The Rhetoric of Suffering: Reading the Book of Job in the Eighteenth Century

The Rhetoric of Suffering: Reading the Book of Job in the Eighteenth Century

The Rhetoric of Suffering: Reading the Book of Job in the Eighteenth Century

Synopsis

The Rhetoric of Suffering provides a fresh approach to such topics as the rise of the novel, sociability of sentiment, and the communitarian emphasis in eighteenth-century literature. Lamb draws on the Book of Job as a touchstone for the contradictions and polemics found in various eighteenth-century works--poetry, philosophy, political oratory, accounts of exploration, commentaries on criminal law--which try to account for the relations between human suffering and systems of secular and divine justice. Deliberately downplaying questions of chronology or discursive coherence, genre, or topic, he offers considerations of Richardson and Fielding, Hawkesworth and the South Pacific, Goldsmith and Godwin, Hume and Bolingbroke, Blackstone and Bentham, Burke and Longinus, and Blackmore and Wright of Derby.

Excerpt

All men can skill to complayne with Job. Wherefore is it that the faythfull speake so? It seemeth that they be nice and womanish. (John Calvin, Sermons on Job)

This study is not intended to be a literary history, tracing the evolution of readings of the book of Job from the neoclassical and providentialist to the Enlightenment or rationalist, and thence to the Romantic and sublime. The confidence needed for such a narrative is exactly what the book of Job undermines, being the story of a man who becomes womanish in refusing to sacrifice the particularities of his woes to the symmetry his friends claim to see in them. It is a story destructive not only of the connections which Job's comforters (and perhaps many of his readers) expect to be binding causes to effects, but also of any theory of verisimilitude which assumes an interpretable meaning or moral to be embedded in a representation of events. For connections it substitutes interruptions, and for meanings repetitions. This has raised much debate about its genre -- whether it is epic, allegory, or history -- and about its status as theodicy -- whether it is in fact intended to justify God's ways to humankind. There is no dispute pursued inside the story of Job's sufferings that is not capable of being renewed on the outside by readers trying to make sense of that very dispute. It is a story that provokes imitations of itself by resisting what interpreting readers want it to say, and by inviting the less prescriptive to inhabit its strange indiscipline. It is as impossible to define as it is to get quit of it.
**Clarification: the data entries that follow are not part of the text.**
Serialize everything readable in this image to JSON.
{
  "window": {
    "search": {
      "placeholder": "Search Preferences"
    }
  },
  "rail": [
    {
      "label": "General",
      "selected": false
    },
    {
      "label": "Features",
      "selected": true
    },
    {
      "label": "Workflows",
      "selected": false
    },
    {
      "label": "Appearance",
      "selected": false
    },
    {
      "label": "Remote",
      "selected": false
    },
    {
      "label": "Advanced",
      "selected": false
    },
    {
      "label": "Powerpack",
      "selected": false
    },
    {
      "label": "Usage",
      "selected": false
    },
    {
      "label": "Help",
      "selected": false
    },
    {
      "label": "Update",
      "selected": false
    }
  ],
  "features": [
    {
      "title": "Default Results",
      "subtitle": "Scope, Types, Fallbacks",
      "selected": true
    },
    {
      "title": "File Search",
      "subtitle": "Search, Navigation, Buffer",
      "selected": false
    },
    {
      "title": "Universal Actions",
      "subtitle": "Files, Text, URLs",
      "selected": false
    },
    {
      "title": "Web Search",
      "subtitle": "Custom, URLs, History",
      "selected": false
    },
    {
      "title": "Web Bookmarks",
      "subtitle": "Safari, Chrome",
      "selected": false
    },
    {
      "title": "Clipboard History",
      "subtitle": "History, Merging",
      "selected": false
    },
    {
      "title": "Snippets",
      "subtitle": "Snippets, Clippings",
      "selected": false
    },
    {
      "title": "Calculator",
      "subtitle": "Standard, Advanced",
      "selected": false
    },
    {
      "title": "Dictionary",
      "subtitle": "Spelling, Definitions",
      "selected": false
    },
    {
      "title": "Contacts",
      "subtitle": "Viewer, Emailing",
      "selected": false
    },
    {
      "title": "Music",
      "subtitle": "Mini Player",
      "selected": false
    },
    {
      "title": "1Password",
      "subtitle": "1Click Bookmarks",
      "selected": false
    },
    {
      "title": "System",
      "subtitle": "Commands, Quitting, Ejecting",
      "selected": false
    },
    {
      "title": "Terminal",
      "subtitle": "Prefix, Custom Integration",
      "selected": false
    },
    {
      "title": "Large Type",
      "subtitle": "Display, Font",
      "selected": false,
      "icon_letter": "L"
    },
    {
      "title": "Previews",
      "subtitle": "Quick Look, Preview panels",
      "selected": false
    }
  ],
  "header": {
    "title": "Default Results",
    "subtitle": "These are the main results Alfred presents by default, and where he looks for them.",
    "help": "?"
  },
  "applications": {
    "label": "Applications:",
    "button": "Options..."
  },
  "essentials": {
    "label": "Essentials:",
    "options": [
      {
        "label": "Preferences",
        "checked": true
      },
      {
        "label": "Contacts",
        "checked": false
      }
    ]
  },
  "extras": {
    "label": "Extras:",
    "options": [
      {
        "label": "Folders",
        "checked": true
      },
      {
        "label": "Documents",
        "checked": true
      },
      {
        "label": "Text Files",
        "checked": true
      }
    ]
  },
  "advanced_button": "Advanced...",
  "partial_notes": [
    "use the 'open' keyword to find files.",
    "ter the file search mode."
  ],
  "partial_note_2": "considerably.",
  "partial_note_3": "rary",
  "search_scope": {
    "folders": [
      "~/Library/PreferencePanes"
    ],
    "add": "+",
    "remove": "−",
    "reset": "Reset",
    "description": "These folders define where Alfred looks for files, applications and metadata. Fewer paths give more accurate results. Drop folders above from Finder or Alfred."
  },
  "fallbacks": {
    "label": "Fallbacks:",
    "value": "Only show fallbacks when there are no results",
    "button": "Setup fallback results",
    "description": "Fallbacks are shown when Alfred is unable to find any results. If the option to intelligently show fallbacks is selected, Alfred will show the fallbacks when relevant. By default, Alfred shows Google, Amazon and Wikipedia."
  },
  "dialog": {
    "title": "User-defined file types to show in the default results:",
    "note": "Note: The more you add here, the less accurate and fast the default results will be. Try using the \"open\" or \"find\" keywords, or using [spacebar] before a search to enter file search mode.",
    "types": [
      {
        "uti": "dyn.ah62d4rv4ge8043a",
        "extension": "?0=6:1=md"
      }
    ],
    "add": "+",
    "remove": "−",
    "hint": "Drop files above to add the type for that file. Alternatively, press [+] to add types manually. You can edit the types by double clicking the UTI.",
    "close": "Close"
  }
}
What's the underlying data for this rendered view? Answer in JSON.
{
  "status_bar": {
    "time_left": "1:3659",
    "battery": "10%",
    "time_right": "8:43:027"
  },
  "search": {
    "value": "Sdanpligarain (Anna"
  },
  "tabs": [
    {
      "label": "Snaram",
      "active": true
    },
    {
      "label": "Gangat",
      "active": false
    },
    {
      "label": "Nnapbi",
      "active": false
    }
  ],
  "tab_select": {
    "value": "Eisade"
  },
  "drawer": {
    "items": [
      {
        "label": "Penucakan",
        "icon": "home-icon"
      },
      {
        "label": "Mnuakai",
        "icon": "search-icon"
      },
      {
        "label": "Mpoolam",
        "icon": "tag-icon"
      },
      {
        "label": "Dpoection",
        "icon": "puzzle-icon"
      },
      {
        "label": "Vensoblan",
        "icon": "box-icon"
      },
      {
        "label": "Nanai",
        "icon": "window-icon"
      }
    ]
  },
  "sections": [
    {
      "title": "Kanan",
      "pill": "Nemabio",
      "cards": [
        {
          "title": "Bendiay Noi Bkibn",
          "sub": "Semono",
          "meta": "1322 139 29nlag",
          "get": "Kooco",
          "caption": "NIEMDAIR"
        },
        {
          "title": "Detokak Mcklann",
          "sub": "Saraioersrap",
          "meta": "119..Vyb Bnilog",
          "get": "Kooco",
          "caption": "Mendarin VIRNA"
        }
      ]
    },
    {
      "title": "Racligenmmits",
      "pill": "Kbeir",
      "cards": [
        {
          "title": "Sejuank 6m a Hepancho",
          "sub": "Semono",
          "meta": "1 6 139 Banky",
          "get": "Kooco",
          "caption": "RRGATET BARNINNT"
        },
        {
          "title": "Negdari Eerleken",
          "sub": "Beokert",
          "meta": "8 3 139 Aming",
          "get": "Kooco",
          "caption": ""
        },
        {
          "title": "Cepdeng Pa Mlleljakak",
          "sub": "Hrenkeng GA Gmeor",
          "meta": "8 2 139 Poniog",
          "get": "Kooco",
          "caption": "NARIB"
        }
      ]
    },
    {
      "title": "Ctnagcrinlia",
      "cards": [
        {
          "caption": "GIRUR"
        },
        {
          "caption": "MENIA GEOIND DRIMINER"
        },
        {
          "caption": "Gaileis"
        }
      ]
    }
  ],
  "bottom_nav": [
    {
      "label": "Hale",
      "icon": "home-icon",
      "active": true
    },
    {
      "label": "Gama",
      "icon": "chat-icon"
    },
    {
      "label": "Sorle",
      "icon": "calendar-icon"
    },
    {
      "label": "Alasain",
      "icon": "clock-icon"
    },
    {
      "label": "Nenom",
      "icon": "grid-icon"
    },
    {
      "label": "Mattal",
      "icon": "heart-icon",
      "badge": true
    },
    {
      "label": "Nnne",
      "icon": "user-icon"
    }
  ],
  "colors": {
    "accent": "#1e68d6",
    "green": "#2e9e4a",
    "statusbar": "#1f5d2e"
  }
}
Instead of constructing a developmental model of the changing tastes and priorities of eighteenth-century readers, therefore, this study offers to treat Job as a figure and a name for a recurrent cultural antinomy that emerges in fields as diverse as monumental sculpture and voyages of discovery, as well as in politics and literature, whenever the interpretation and the point of first-person testimonies are at stake. This antinomy is always recognizable in its basic form as a conflict between the law -- in its broadest sense of principle, rule, and precedent as well as of statute -- and those elements of a personal history, usually painful, for which there is no prescription or parallel. Job refuses to be read as an example, or as a case with wider significance: he voices doubts about all the available forms of narrative. When Job is quoted or gestured at, he . . .

Search by... Author
Show... All Results Primary Sources Peer-reviewed

Oops!

An unknown error has occurred. Please click the button below to reload the page. If the problem persists, please try again in a little while.